LISTED ENTRIES START
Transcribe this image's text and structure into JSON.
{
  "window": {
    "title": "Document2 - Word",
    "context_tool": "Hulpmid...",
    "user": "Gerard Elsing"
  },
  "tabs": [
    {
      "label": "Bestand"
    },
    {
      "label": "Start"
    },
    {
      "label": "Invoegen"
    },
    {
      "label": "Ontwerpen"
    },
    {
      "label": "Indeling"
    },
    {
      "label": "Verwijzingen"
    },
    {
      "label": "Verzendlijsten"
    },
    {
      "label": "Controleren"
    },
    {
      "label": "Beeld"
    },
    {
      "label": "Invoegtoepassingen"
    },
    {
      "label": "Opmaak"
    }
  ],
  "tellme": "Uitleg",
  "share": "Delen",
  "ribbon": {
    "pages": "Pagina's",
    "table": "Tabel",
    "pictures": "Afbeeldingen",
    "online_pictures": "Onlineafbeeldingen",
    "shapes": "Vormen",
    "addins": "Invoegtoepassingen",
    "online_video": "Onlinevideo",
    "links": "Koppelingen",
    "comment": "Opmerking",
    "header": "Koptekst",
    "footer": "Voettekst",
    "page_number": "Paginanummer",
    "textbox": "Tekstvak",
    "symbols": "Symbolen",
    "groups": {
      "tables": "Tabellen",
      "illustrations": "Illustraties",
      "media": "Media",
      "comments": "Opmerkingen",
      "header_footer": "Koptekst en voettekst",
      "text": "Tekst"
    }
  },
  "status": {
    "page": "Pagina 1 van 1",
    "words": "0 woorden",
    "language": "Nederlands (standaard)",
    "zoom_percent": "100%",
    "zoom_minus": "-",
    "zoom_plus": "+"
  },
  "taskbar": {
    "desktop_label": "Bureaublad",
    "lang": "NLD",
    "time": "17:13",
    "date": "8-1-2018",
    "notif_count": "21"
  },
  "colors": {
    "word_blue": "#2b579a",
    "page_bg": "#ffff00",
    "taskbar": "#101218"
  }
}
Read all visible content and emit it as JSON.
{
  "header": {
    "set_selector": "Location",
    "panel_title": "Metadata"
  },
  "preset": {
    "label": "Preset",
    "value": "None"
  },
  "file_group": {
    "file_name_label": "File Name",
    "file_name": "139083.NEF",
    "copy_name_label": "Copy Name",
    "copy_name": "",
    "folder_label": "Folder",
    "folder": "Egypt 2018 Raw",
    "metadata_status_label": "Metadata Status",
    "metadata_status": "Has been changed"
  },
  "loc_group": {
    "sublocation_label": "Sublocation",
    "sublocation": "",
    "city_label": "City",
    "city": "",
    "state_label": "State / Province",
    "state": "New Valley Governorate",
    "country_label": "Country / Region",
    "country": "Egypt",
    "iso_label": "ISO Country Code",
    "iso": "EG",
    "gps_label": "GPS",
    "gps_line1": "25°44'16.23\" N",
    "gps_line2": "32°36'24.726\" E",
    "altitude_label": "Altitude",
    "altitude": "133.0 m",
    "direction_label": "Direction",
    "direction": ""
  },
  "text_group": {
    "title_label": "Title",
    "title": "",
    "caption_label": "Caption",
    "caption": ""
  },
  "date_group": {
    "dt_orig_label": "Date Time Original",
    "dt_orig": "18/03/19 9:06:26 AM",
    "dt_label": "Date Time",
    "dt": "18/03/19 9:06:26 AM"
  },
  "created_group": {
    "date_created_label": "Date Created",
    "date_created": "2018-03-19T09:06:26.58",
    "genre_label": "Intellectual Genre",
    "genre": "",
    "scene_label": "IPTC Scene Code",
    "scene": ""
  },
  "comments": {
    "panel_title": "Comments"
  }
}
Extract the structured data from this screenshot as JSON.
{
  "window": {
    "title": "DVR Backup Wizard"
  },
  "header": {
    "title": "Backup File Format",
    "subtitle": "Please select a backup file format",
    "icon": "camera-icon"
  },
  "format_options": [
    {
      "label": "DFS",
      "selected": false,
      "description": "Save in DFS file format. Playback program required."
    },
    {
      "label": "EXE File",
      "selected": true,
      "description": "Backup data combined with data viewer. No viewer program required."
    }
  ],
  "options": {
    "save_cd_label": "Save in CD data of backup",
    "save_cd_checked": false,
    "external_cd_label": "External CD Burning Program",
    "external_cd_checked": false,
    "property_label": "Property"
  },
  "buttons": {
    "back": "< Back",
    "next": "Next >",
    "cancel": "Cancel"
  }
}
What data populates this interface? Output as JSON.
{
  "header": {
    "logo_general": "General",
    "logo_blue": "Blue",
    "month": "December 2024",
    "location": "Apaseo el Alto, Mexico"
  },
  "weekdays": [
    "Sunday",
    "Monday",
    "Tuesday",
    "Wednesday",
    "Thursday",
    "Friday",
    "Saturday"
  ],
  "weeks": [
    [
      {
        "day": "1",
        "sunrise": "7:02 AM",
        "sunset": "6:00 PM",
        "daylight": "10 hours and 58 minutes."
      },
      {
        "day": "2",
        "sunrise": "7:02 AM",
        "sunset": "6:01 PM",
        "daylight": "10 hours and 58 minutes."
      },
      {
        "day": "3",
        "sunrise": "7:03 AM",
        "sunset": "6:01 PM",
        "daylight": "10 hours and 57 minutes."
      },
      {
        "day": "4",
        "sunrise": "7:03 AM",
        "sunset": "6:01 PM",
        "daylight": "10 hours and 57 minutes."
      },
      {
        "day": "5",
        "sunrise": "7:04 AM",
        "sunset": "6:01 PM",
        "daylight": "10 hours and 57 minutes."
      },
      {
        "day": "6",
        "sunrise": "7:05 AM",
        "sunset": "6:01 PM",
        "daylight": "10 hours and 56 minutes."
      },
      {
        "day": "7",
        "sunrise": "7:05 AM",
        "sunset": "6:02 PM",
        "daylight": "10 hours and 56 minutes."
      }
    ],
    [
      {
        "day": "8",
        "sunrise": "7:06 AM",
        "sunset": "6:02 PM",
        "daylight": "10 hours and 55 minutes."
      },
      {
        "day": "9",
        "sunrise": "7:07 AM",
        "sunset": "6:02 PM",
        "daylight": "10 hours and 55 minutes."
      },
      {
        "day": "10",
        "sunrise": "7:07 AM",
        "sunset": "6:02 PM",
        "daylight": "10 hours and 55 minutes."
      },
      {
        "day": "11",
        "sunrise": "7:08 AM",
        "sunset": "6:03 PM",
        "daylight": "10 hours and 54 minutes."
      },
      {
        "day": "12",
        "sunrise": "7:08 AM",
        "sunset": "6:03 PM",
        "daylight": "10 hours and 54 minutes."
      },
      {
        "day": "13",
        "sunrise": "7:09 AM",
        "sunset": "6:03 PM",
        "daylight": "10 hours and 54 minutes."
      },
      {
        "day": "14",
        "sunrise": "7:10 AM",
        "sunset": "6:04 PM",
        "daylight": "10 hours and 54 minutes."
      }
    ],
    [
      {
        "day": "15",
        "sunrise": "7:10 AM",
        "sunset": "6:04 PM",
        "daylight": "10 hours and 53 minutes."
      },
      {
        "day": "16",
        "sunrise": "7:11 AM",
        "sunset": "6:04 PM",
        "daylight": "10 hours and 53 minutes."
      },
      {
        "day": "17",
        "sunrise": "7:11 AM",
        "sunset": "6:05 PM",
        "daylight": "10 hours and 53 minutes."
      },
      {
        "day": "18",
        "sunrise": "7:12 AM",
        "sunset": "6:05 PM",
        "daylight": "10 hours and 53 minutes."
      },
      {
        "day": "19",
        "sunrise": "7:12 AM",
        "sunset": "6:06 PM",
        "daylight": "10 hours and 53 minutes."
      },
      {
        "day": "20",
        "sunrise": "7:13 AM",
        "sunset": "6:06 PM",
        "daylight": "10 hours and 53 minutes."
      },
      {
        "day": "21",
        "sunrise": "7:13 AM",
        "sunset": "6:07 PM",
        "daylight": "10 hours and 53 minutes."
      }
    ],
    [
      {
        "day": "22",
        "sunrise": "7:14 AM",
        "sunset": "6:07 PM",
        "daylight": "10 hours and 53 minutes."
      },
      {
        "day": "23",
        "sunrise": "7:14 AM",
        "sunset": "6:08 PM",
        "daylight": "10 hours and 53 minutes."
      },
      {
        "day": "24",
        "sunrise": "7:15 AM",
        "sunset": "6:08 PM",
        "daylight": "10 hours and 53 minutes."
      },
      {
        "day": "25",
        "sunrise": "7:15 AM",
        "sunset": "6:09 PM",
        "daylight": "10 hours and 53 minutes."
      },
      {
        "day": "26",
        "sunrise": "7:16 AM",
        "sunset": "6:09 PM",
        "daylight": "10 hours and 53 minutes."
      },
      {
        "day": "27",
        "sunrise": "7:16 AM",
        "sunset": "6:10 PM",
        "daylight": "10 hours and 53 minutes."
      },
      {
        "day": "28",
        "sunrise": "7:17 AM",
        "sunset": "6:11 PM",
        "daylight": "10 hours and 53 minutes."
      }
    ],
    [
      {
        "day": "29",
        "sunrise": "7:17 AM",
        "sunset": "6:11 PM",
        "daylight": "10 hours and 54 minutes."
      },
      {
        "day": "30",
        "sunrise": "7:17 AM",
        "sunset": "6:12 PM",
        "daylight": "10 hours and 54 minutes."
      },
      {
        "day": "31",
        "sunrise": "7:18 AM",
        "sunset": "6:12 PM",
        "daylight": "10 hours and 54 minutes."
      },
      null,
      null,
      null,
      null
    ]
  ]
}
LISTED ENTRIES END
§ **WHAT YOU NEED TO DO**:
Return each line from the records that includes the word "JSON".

§ **ANSWER BOX**:
Transcribe this image's text and structure into JSON.
Read all visible content and emit it as JSON.
Extract the structured data from this screenshot as JSON.
What data populates this interface? Output as JSON.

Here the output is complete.